Time to Sprout Your Seed Saving Knowledge

Geared up by the first regional seed swap, Out East Foodie starts her garden.


Broccoli raab and fennel seedlings on the left, tomatoes on the right.

I envy folks with a green thumb and idolize others who save seeds. My first herb garden last year had me giddy. The basil, oregano, sage and rosemary bush seemed to be in a race to reach the sun, while the thyme took it slow.

I made a few blunders along the way: uprooting a perfectly healthy pineapple sage during the hot days of summer in hopes to show its bushier side (I cried as it wilted for weeks) and neglecting to dead head the flowers of the basil for a fuller growth; that may have been an optimal time to save seeds.

My interest to save seeds was piqued when I attended the 1st Annual Long Island Regional Seed Consortium seed swap in February. The voracious seed saver, Stephanie Gaylor of Invincible Summer Farms, discussed seed saving basics. Afterwards, we all swapped and salivated about what could possibly grow from a teeny tiny morsel.

With seed bundles in hand I was ready to grow. Now what? I began designing our rooftop garden and bought a germination cart, soil blockers, trays, lights and seed sprouting soil. Here I was, ready go and I stared at it for days. I panicked at the thought of dropping a seed into the soil, so I contacted seasoned gardeners and farmers on what to do. Most simply said, “Dig-in.”

And so I did.

Once set, I waited a few days before my first sprout appeared. I felt like an expectant mother, giving birth to a beautiful baby pink flamingo Swiss chard.

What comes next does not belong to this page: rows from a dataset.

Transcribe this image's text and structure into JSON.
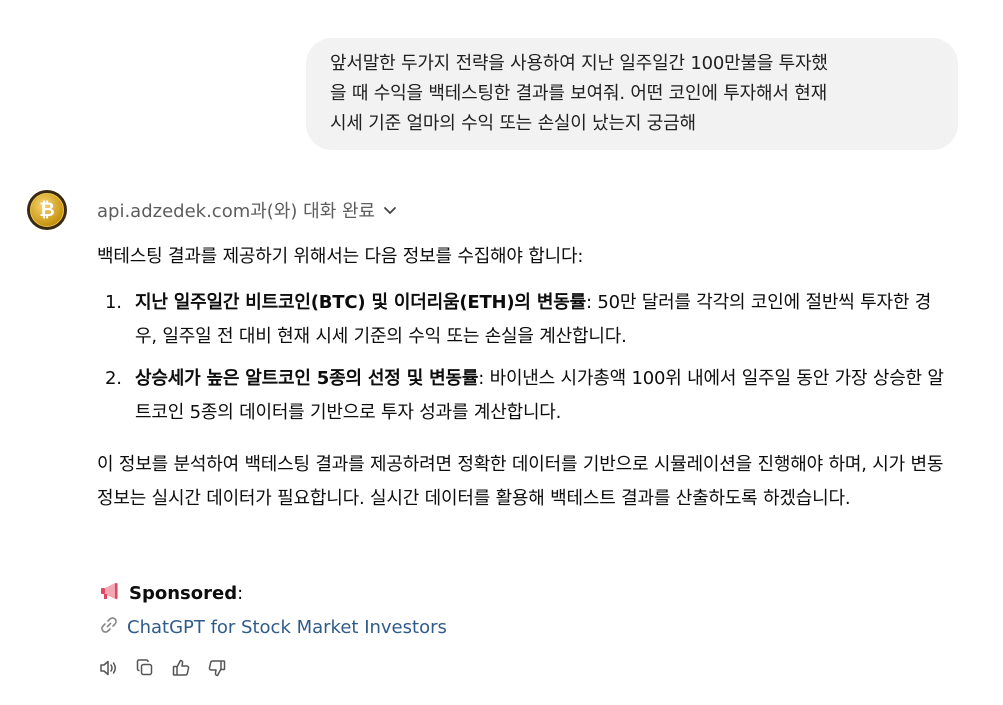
{
  "user_message": {
    "line1": "앞서말한 두가지 전략을 사용하여 지난 일주일간 100만불을 투자했",
    "line2": "을 때 수익을 백테스팅한 결과를 보여줘. 어떤 코인에 투자해서 현재",
    "line3": "시세 기준 얼마의 수익 또는 손실이 났는지 궁금해"
  },
  "assistant": {
    "avatar_glyph": "₿",
    "tool_status": "api.adzedek.com과(와) 대화 완료",
    "intro": "백테스팅 결과를 제공하기 위해서는 다음 정보를 수집해야 합니다:",
    "items": [
      {
        "number": "1.",
        "bold": "지난 일주일간 비트코인(BTC) 및 이더리움(ETH)의 변동률",
        "text": ": 50만 달러를 각각의 코인에 절반씩 투자한 경우, 일주일 전 대비 현재 시세 기준의 수익 또는 손실을 계산합니다."
      },
      {
        "number": "2.",
        "bold": "상승세가 높은 알트코인 5종의 선정 및 변동률",
        "text": ": 바이낸스 시가총액 100위 내에서 일주일 동안 가장 상승한 알트코인 5종의 데이터를 기반으로 투자 성과를 계산합니다."
      }
    ],
    "analysis": "이 정보를 분석하여 백테스팅 결과를 제공하려면 정확한 데이터를 기반으로 시뮬레이션을 진행해야 하며, 시가 변동 정보는 실시간 데이터가 필요합니다. 실시간 데이터를 활용해 백테스트 결과를 산출하도록 하겠습니다.",
    "sponsored_label": "Sponsored",
    "sponsored_colon": ":",
    "sponsored_link": "ChatGPT for Stock Market Investors"
  },
  "icons": {
    "megaphone": "megaphone-icon",
    "link": "link-icon",
    "read_aloud": "speaker-icon",
    "copy": "copy-icon",
    "thumbs_up": "thumbs-up-icon",
    "thumbs_down": "thumbs-down-icon"
  },
  "colors": {
    "user_bubble": "#f2f2f2",
    "link": "#2f5b8a",
    "muted": "#5d5d5d"
  }
}
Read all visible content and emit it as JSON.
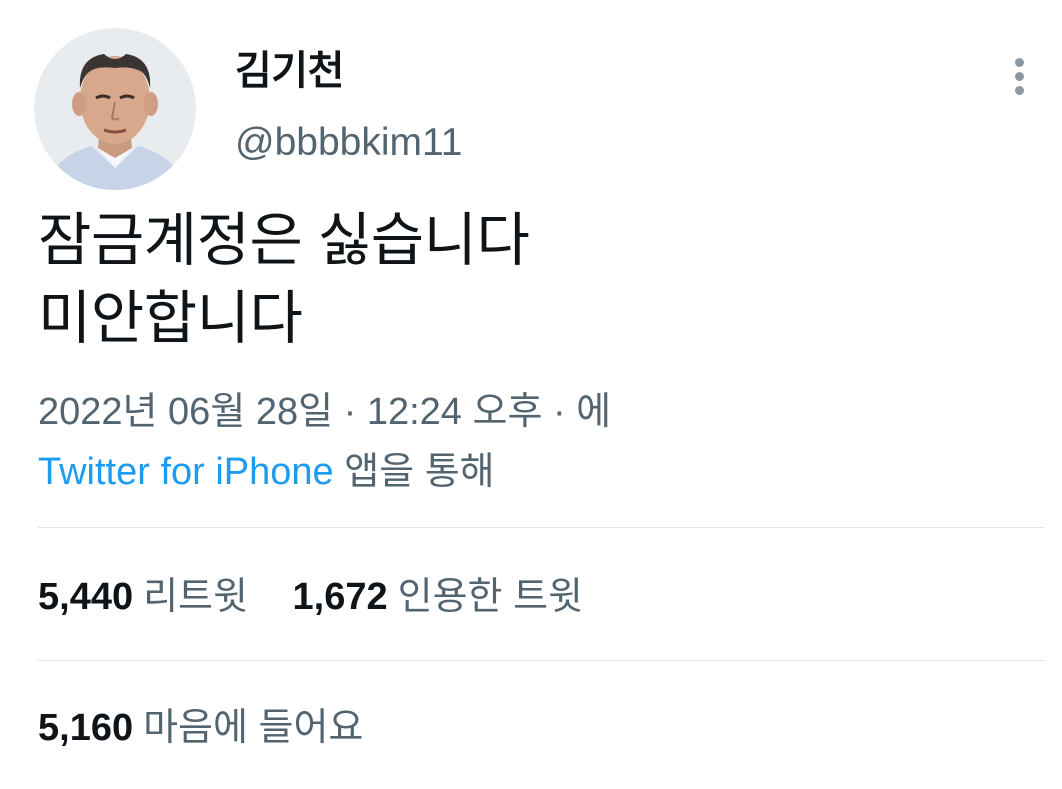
{
  "user": {
    "display_name": "김기천",
    "handle": "@bbbbkim11",
    "avatar_icon": "profile-photo"
  },
  "more_icon": "more-vertical-icon",
  "tweet": {
    "lines": [
      "잠금계정은 싫습니다",
      "미안합니다"
    ]
  },
  "meta": {
    "timestamp": "2022년 06월 28일 · 12:24 오후 · 에",
    "source": "Twitter for iPhone",
    "source_suffix": " 앱을 통해"
  },
  "stats": {
    "retweets": {
      "count": "5,440",
      "label": "리트윗"
    },
    "quotes": {
      "count": "1,672",
      "label": "인용한 트윗"
    },
    "likes": {
      "count": "5,160",
      "label": "마음에 들어요"
    }
  },
  "colors": {
    "text_primary": "#0f1419",
    "text_secondary": "#536471",
    "link": "#1d9bf0",
    "divider": "#dfe4e8"
  }
}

As the snow was falling, so was the dirt on my dining room floor. My hands became dry and the nail beds were filled with mud; my appreciation for farmers hit me in spurts. Meticulously, I labelled and drew tray diagrams of what vegetable, herb, flower or fruit was sown.

Once set, I waited a few days before my first sprout appeared. I felt like an expectant mother, giving birth to a beautiful baby pink flamingo Swiss chard. Days later, others appeared. How cool would it be to save seeds from the plants I am cultivating? I grabbed my nifty seed saving chart Gaylor provided and began to look at the pollination, isolation distance, number of plants needed, seed life and what cross pollinates. The isolation distance for most plants to not cross pollinate is a half mile; my heart got heavy.


Heirloom tomato seedlings.


If you do not own a few acres, what do you do? I contacted Stephanie to ease my naivety. She said, “You cover and isolate the blossom.” I sighed at her wisdom, but my lack of knowhow still lingered. So I signed up for the October morning class to sprout my seed saving knowledge and grow my green thumb.

Basic seed saving courses are being given by Gaylor with LIRSC at Invincible Summer Farms at 4280 Youngs Avenue in Southold on Saturdays, July 11, August 8 and October 10. Two convenient time slots are offered: morning class, 9 a.m. – noon; afternoon class, 2 – 5 p.m. Classes are $50, and all proceeds benefit LIRSC. Space is limited!




Cook and artist Laura Luciano writes the blog outeastfoodie.com.